Key considerations when choosing a guardian for an adult with special needs include:

  • The potential guardian’s ability to act in the best interests of the ward.
  • The willingness and capability of the individual to serve as a guardian.
  • The need for a successor guardian, which can be nominated in your will, although the court ultimately decides the appointment based on the adult’s best interest.

It’s essential to consult with legal counsel when considering guardianship to understand all available options, such as:

  • Limited Conservatorship
  • Supported Decision Making
  • Power of Attorney
  • Plenary Guardian

Each type of guardianship suits different needs and levels of required support. For instance, a plenary guardianship, which grants complete authority over the ward, might be excessively restrictive depending on the circumstances.

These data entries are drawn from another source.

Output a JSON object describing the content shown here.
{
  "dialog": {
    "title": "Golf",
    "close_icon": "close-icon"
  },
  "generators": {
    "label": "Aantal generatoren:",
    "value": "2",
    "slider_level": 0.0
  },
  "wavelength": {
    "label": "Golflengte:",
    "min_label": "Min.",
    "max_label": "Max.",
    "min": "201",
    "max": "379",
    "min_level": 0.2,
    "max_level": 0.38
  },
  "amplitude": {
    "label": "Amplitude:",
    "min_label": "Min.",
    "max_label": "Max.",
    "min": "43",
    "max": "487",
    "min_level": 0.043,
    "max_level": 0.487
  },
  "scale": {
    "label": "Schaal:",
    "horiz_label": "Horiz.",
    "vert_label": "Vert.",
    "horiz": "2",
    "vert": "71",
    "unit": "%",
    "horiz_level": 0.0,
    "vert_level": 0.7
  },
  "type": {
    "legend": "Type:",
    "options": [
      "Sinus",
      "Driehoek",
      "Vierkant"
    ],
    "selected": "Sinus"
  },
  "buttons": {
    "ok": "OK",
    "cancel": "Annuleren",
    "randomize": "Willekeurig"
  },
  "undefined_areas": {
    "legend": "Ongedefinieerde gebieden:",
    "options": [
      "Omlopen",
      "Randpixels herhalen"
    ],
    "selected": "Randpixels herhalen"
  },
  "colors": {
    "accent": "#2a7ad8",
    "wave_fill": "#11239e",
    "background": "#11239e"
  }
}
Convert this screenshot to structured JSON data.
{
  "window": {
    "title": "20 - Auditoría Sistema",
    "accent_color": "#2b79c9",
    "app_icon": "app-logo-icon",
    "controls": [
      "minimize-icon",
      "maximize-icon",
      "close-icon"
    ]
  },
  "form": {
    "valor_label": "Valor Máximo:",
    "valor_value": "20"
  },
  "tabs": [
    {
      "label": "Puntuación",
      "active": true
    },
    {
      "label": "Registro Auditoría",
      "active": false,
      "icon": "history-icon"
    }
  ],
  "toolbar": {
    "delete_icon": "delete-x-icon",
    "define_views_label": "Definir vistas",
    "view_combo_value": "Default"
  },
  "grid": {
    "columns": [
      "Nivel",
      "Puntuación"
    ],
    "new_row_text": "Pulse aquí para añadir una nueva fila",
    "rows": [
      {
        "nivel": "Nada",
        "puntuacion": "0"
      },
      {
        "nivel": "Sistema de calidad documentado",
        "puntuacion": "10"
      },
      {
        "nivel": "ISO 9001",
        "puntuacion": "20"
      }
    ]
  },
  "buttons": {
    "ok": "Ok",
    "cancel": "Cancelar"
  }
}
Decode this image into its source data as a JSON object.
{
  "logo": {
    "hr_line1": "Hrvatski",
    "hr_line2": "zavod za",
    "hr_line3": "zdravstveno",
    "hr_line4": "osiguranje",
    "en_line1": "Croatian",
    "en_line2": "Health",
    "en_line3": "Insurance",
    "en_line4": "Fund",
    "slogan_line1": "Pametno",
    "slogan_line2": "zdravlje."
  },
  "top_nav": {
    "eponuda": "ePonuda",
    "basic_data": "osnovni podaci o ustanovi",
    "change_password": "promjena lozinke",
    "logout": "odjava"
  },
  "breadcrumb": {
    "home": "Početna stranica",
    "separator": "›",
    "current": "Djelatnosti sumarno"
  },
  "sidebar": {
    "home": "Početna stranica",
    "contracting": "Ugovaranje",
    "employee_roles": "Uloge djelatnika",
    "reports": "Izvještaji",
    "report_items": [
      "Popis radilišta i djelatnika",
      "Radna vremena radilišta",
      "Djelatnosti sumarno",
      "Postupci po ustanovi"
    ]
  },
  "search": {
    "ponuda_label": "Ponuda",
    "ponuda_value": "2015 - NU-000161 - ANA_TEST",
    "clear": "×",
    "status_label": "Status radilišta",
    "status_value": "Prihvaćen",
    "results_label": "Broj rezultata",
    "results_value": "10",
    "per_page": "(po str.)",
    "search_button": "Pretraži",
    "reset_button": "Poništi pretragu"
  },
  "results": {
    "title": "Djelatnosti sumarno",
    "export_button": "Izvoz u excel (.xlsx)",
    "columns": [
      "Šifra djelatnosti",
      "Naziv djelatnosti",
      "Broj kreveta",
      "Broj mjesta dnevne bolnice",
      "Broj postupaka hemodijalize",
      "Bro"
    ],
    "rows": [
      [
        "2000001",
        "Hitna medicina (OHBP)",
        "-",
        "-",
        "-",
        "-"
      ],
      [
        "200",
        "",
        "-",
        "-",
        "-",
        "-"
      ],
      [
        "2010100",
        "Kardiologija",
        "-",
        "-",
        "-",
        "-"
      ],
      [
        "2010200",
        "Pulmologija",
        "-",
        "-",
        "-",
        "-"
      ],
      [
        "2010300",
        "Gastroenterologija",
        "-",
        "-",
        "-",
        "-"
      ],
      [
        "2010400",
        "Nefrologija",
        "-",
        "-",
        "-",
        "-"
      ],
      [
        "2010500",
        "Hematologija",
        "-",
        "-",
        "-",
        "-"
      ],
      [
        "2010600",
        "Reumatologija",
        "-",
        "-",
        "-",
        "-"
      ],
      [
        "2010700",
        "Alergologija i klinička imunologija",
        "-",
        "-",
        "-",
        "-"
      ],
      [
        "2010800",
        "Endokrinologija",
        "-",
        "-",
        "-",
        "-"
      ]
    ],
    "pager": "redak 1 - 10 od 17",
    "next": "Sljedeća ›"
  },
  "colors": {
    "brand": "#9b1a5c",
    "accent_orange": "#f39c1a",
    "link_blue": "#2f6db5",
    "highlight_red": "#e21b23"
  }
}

Finally, the role of the court in California is to determine the necessity and appropriateness of the guardianship. If you decide to pursue guardianship, your attorney can assist you in presenting your case to the court, which will then make the final determination on whether guardianship is warranted and, if so, what type should be granted. This ensures that the adult with disabilities receives the proper level of support and protection.

Start the Steps of Legal Guardianship

In summary, understanding and navigating the process of obtaining legal guardianship for adults with disabilities in California involves several important steps. Guardianship is a significant legal responsibility that enables an appointed individual to make essential decisions for an adult who cannot do so independently, focusing on their care and well-being. It’s crucial to assess the type and extent of authority needed, based on the specific needs of the adult in question. The court plays a vital role in appointing guardians and must confirm the incapacity of the individual and the suitability of the proposed guardian.

If you’re considering pursuing legal guardianship for an adult with special needs, it’s important to consult with a qualified attorney who specializes in disability and guardianship law. Legal counsel will guide you through the complex legal landscape, help determine the most appropriate type of guardianship, and support you in preparing and presenting your case to the court. To ensure that you make informed decisions that best support the needs and rights of your loved one, contact a specialized attorney today to discuss your options and begin the guardianship process. The first step to acquiring legal guardianship is finding counsel. If you’re looking for an expert to help you with this, schedule a free consultation with The Legacy Lawyers. You can give us a call at 800-840-1998.